As we report on page 1, Marsh last week announced that it has amended its settlement agreement with the New York attorney general's office to allow the brokerage to charge fees for services it provides to insurers, provided the fees are disclosed to the brokerage's clients.
It is unclear what services Marsh believes insurers should pay for and how those fees will be calculated.
At first glance it seems quite reasonable that one business should be able to charge another business for services rendered, but given the recent history of insurer payments to brokers and the expectation that brokers serve solely their clients, any insurer-paid fees should be carefully examined.
Before they give their approval for the set-up, clients should be comfortable that the fees are structured in such a way that they give no incentive to brokers to place business with one insurer over another--simply disclosing the amount of a fee and the service it is linked to does not necessarily mean conflicts of interest won't arise.

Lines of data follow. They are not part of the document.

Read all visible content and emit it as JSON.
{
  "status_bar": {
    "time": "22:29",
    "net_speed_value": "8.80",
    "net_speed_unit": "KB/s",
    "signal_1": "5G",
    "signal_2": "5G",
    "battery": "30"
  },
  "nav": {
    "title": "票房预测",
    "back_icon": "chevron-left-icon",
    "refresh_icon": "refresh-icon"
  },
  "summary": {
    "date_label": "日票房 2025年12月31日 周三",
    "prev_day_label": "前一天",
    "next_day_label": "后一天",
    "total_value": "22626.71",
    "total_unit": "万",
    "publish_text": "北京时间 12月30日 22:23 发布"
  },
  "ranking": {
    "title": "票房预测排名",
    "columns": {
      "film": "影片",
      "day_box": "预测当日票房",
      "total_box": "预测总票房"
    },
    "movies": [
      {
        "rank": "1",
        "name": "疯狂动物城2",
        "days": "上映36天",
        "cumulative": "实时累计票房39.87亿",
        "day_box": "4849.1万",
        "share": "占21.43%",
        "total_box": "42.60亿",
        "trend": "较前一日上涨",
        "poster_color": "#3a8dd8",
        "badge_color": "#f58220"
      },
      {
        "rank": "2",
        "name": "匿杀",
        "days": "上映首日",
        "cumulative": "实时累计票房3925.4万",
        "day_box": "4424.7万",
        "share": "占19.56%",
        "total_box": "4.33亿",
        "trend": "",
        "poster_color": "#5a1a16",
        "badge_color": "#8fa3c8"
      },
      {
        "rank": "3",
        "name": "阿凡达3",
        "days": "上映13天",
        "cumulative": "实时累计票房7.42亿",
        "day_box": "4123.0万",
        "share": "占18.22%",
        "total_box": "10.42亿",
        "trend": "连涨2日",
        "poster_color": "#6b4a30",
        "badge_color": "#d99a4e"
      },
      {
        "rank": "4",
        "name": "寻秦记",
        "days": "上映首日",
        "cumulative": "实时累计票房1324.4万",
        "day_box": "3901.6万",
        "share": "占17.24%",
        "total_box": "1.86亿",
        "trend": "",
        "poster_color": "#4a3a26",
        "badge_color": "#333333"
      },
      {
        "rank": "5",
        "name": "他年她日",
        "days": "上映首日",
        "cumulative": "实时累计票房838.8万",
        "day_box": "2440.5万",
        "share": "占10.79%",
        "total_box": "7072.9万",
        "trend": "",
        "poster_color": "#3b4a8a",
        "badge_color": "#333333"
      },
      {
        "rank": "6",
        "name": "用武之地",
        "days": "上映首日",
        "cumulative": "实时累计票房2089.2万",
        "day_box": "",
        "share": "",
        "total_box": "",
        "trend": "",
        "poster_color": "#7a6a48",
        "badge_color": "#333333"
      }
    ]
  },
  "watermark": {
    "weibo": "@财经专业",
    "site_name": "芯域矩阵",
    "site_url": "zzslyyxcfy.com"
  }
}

While it is understandable that Marsh and its rivals are looking for ways to recover the significant revenues that they gave up when they swore off contingent commissions, the brokerages' clients should not let those considerations color their judgment.